__Task instructions__
Wherever a line holds the word "subtitle", copy that line from the data.

Entries taken from a collection
──────────────────────────────

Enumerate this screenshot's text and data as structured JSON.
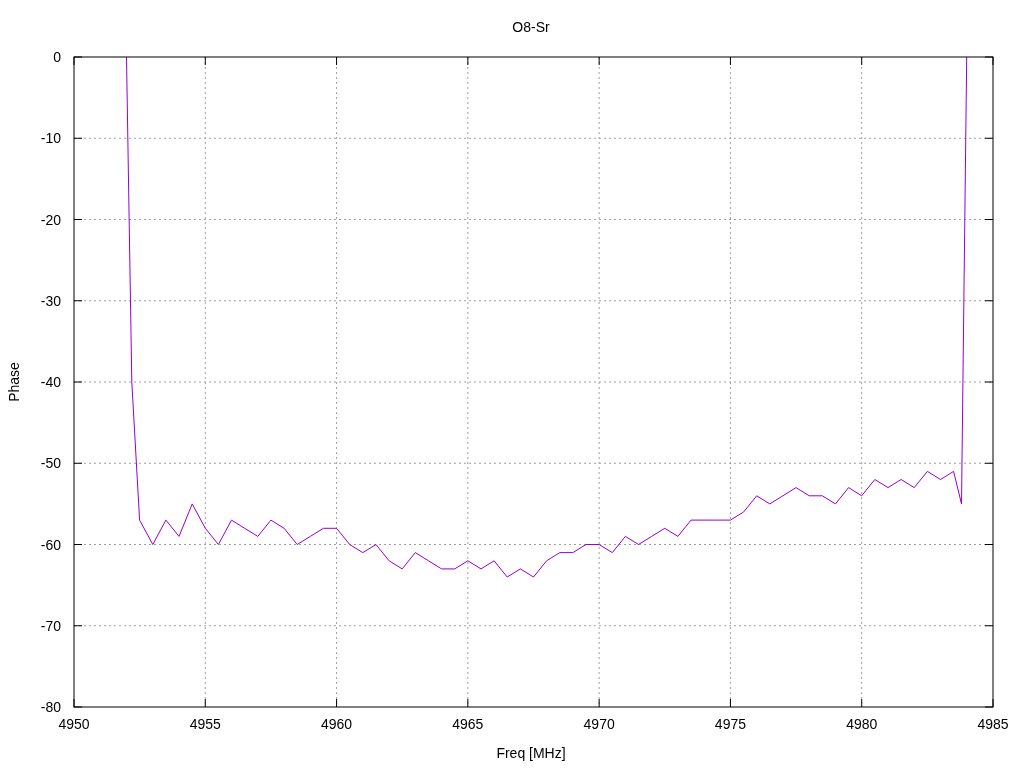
{
  "chart": {
    "chart_data": {
      "type": "line",
      "title": "O8-Sr",
      "xlabel": "Freq [MHz]",
      "ylabel": "Phase",
      "x": [
        4952.0,
        4952.2,
        4952.5,
        4953,
        4953.5,
        4954,
        4954.5,
        4955,
        4955.5,
        4956,
        4956.5,
        4957,
        4957.5,
        4958,
        4958.5,
        4959,
        4959.5,
        4960,
        4960.5,
        4961,
        4961.5,
        4962,
        4962.5,
        4963,
        4963.5,
        4964,
        4964.5,
        4965,
        4965.5,
        4966,
        4966.5,
        4967,
        4967.5,
        4968,
        4968.5,
        4969,
        4969.5,
        4970,
        4970.5,
        4971,
        4971.5,
        4972,
        4972.5,
        4973,
        4973.5,
        4974,
        4974.5,
        4975,
        4975.5,
        4976,
        4976.5,
        4977,
        4977.5,
        4978,
        4978.5,
        4979,
        4979.5,
        4980,
        4980.5,
        4981,
        4981.5,
        4982,
        4982.5,
        4983,
        4983.5,
        4983.8,
        4984.0
      ],
      "series": [
        {
          "color": "#9400d3",
          "values": [
            0,
            -40,
            -57,
            -60,
            -57,
            -59,
            -55,
            -58,
            -60,
            -57,
            -58,
            -59,
            -57,
            -58,
            -60,
            -59,
            -58,
            -58,
            -60,
            -61,
            -60,
            -62,
            -63,
            -61,
            -62,
            -63,
            -63,
            -62,
            -63,
            -62,
            -64,
            -63,
            -64,
            -62,
            -61,
            -61,
            -60,
            -60,
            -61,
            -59,
            -60,
            -59,
            -58,
            -59,
            -57,
            -57,
            -57,
            -57,
            -56,
            -54,
            -55,
            -54,
            -53,
            -54,
            -54,
            -55,
            -53,
            -54,
            -52,
            -53,
            -52,
            -53,
            -51,
            -52,
            -51,
            -55,
            0
          ]
        }
      ],
      "grid": true,
      "xlim": [
        4950,
        4985
      ],
      "ylim": [
        -80,
        0
      ],
      "xticks": [
        4950,
        4955,
        4960,
        4965,
        4970,
        4975,
        4980,
        4985
      ],
      "yticks": [
        -80,
        -70,
        -60,
        -50,
        -40,
        -30,
        -20,
        -10,
        0
      ]
    }
  }
}
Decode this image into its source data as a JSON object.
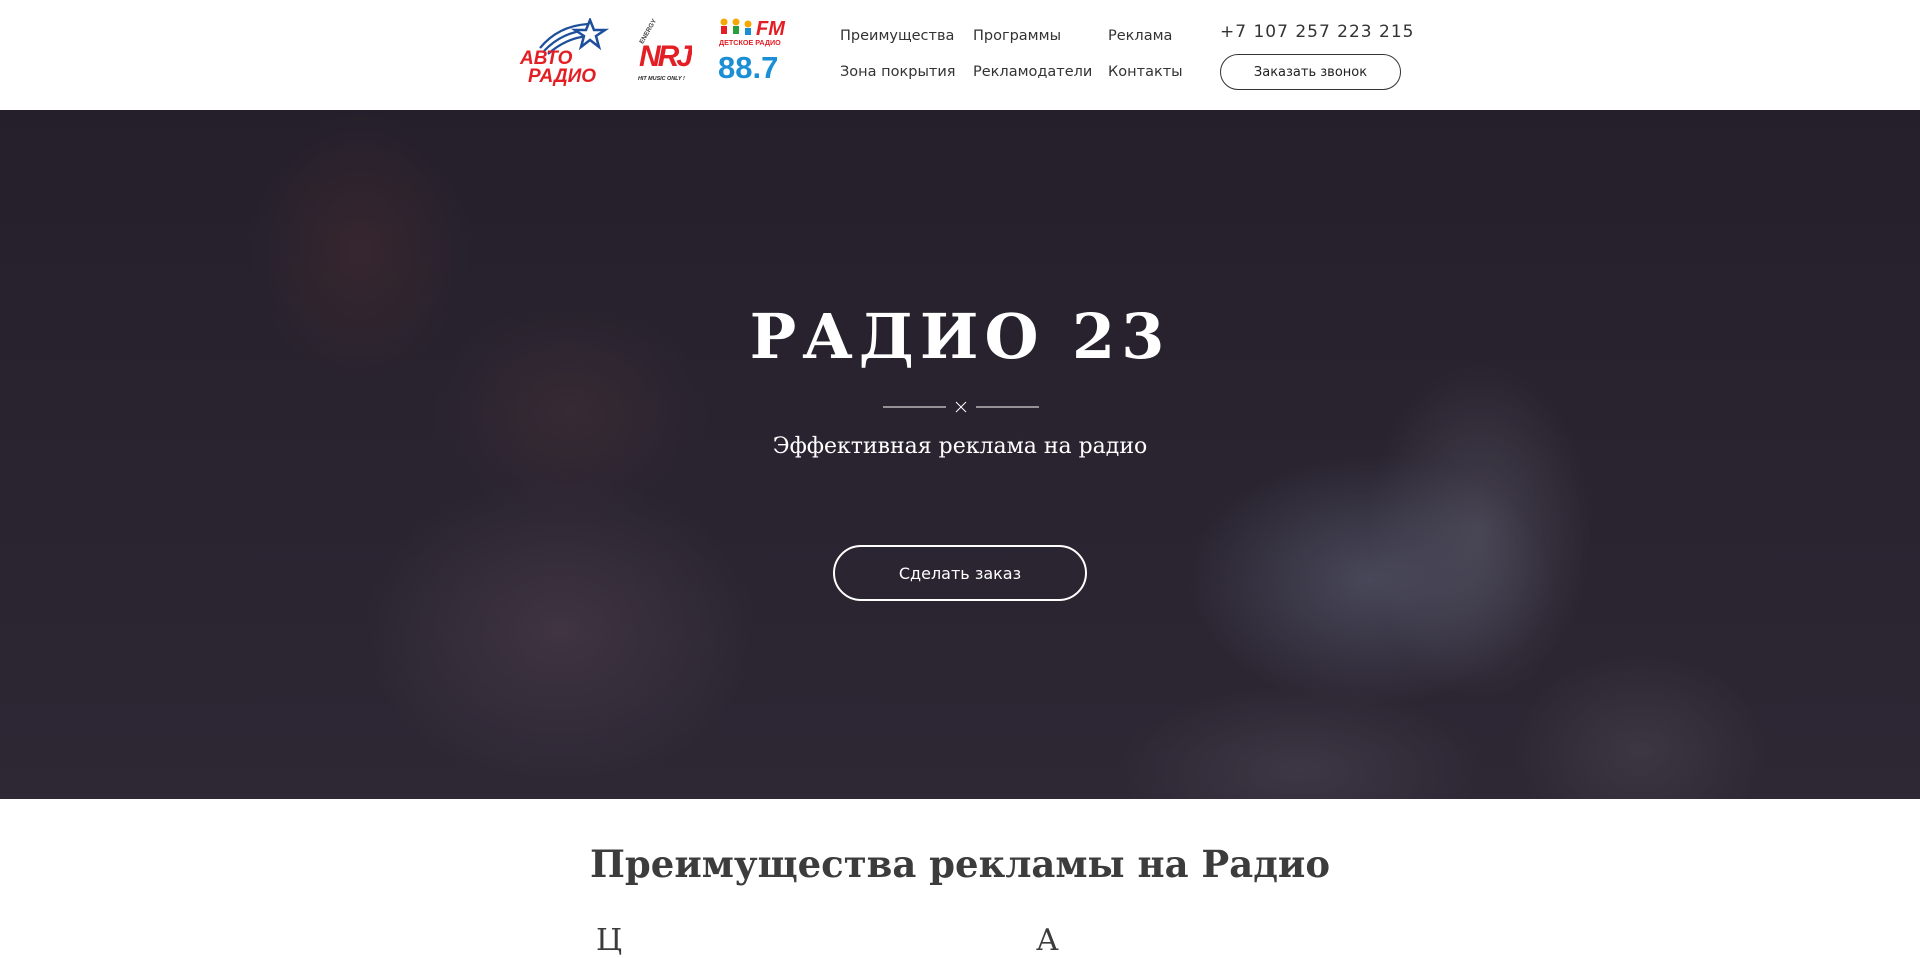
{
  "header": {
    "logos": [
      {
        "name": "avtoradio",
        "line1": "АВТО",
        "line2": "РАДИО",
        "color": "#e31e24",
        "accent": "#1d4f9c"
      },
      {
        "name": "energy",
        "mark": "NRJ",
        "top": "ENERGY",
        "tagline": "HIT MUSIC ONLY !",
        "color": "#e31e24"
      },
      {
        "name": "detskoe-radio",
        "mark": "FM",
        "caption": "ДЕТСКОЕ РАДИО",
        "frequency": "88.7",
        "color": "#1a8fd6",
        "accent": "#e31e24"
      }
    ],
    "nav": [
      {
        "label": "Преимущества"
      },
      {
        "label": "Программы"
      },
      {
        "label": "Реклама"
      },
      {
        "label": "Зона покрытия"
      },
      {
        "label": "Рекламодатели"
      },
      {
        "label": "Контакты"
      }
    ],
    "phone": "+7 107 257 223 215",
    "callback_label": "Заказать звонок"
  },
  "hero": {
    "title": "РАДИО 23",
    "subtitle": "Эффективная реклама на радио",
    "button_label": "Сделать заказ"
  },
  "advantages": {
    "title": "Преимущества рекламы на Радио",
    "cut_text_1": "Ц",
    "cut_text_2": "А"
  },
  "colors": {
    "text": "#333333",
    "hero_overlay": "#1e1a26",
    "white": "#ffffff"
  }
}
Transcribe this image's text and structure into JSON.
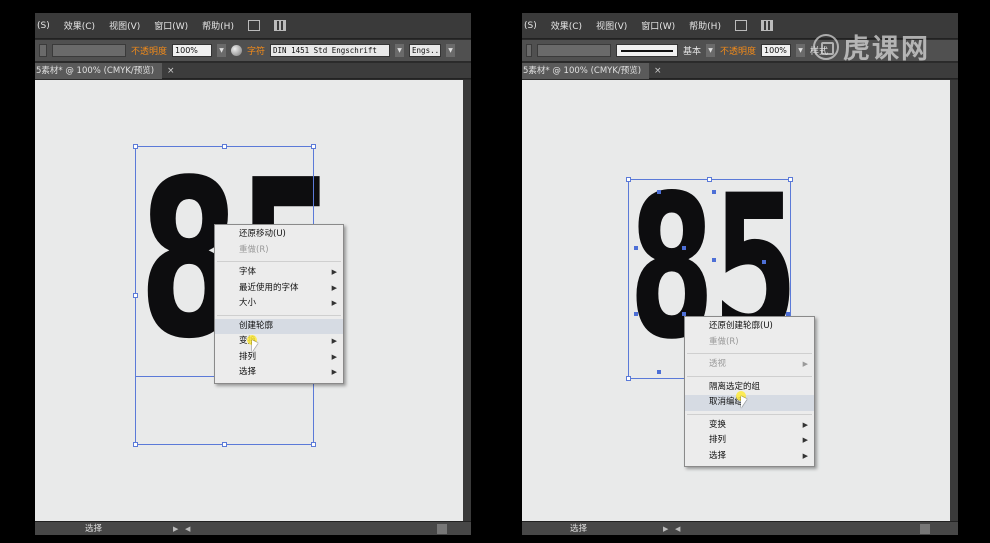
{
  "left": {
    "menubar": {
      "items": [
        "(S)",
        "效果(C)",
        "视图(V)",
        "窗口(W)",
        "帮助(H)"
      ]
    },
    "controlbar": {
      "opacity_label": "不透明度",
      "opacity_value": "100%",
      "char_label": "字符",
      "font_value": "DIN 1451 Std Engschrift",
      "style_value": "Engs.."
    },
    "tab": {
      "title": "5素材* @ 100% (CMYK/预览)",
      "close": "×"
    },
    "canvas": {
      "number_text": "85"
    },
    "context_menu": {
      "items": [
        {
          "label": "还原移动(U)",
          "disabled": false,
          "submenu": false
        },
        {
          "label": "重做(R)",
          "disabled": true,
          "submenu": false
        },
        {
          "sep": true
        },
        {
          "label": "字体",
          "disabled": false,
          "submenu": true
        },
        {
          "label": "最近使用的字体",
          "disabled": false,
          "submenu": true
        },
        {
          "label": "大小",
          "disabled": false,
          "submenu": true
        },
        {
          "sep": true
        },
        {
          "label": "创建轮廓",
          "disabled": false,
          "submenu": false,
          "hover": true
        },
        {
          "label": "变换",
          "disabled": false,
          "submenu": true
        },
        {
          "label": "排列",
          "disabled": false,
          "submenu": true
        },
        {
          "label": "选择",
          "disabled": false,
          "submenu": true
        }
      ]
    },
    "statusbar": {
      "text": "选择"
    }
  },
  "right": {
    "menubar": {
      "items": [
        "(S)",
        "效果(C)",
        "视图(V)",
        "窗口(W)",
        "帮助(H)"
      ]
    },
    "controlbar": {
      "stroke_label": "基本",
      "opacity_label": "不透明度",
      "opacity_value": "100%",
      "extra_label": "样式"
    },
    "tab": {
      "title": "5素材* @ 100% (CMYK/预览)",
      "close": "×"
    },
    "canvas": {
      "number_text": "85"
    },
    "context_menu": {
      "items": [
        {
          "label": "还原创建轮廓(U)",
          "disabled": false,
          "submenu": false
        },
        {
          "label": "重做(R)",
          "disabled": true,
          "submenu": false
        },
        {
          "sep": true
        },
        {
          "label": "透视",
          "disabled": true,
          "submenu": true
        },
        {
          "sep": true
        },
        {
          "label": "隔离选定的组",
          "disabled": false,
          "submenu": false
        },
        {
          "label": "取消编组",
          "disabled": false,
          "submenu": false,
          "hover": true
        },
        {
          "sep": true
        },
        {
          "label": "变换",
          "disabled": false,
          "submenu": true
        },
        {
          "label": "排列",
          "disabled": false,
          "submenu": true
        },
        {
          "label": "选择",
          "disabled": false,
          "submenu": true
        }
      ]
    },
    "statusbar": {
      "text": "选择"
    }
  },
  "watermark": {
    "text": "虎课网",
    "icon": "tiger-logo-icon"
  },
  "colors": {
    "selection": "#5b7ad8",
    "glyph": "#0d0d0f",
    "artboard": "#e9eaea",
    "opacity_label": "#f08a1a"
  }
}
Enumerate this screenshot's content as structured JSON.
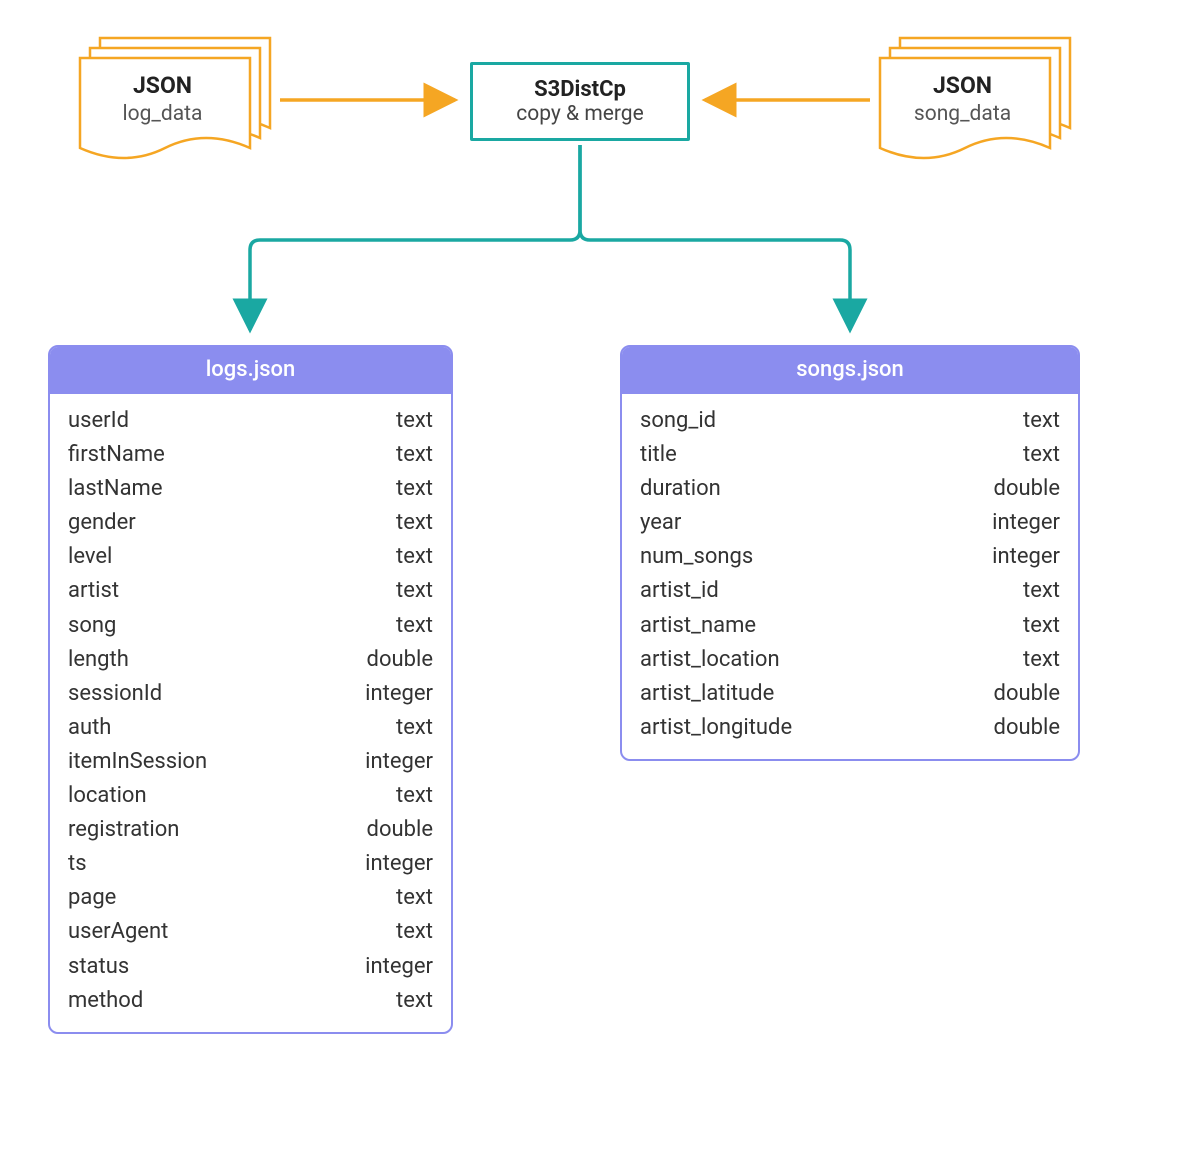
{
  "source_left": {
    "title": "JSON",
    "subtitle": "log_data"
  },
  "source_right": {
    "title": "JSON",
    "subtitle": "song_data"
  },
  "process": {
    "title": "S3DistCp",
    "subtitle": "copy & merge"
  },
  "tables": {
    "logs": {
      "header": "logs.json",
      "fields": [
        {
          "name": "userId",
          "type": "text"
        },
        {
          "name": "firstName",
          "type": "text"
        },
        {
          "name": "lastName",
          "type": "text"
        },
        {
          "name": "gender",
          "type": "text"
        },
        {
          "name": "level",
          "type": "text"
        },
        {
          "name": "artist",
          "type": "text"
        },
        {
          "name": "song",
          "type": "text"
        },
        {
          "name": "length",
          "type": "double"
        },
        {
          "name": "sessionId",
          "type": "integer"
        },
        {
          "name": "auth",
          "type": "text"
        },
        {
          "name": "itemInSession",
          "type": "integer"
        },
        {
          "name": "location",
          "type": "text"
        },
        {
          "name": "registration",
          "type": "double"
        },
        {
          "name": "ts",
          "type": "integer"
        },
        {
          "name": "page",
          "type": "text"
        },
        {
          "name": "userAgent",
          "type": "text"
        },
        {
          "name": "status",
          "type": "integer"
        },
        {
          "name": "method",
          "type": "text"
        }
      ]
    },
    "songs": {
      "header": "songs.json",
      "fields": [
        {
          "name": "song_id",
          "type": "text"
        },
        {
          "name": "title",
          "type": "text"
        },
        {
          "name": "duration",
          "type": "double"
        },
        {
          "name": "year",
          "type": "integer"
        },
        {
          "name": "num_songs",
          "type": "integer"
        },
        {
          "name": "artist_id",
          "type": "text"
        },
        {
          "name": "artist_name",
          "type": "text"
        },
        {
          "name": "artist_location",
          "type": "text"
        },
        {
          "name": "artist_latitude",
          "type": "double"
        },
        {
          "name": "artist_longitude",
          "type": "double"
        }
      ]
    }
  },
  "colors": {
    "orange": "#f5a623",
    "teal": "#1aa8a2",
    "purple": "#8b8def"
  }
}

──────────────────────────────

__Result__
    "subtitle": "Эффективная реклама на радио",
    "subtitle": "log_data"
    "subtitle": "song_data"
    "subtitle": "copy & merge"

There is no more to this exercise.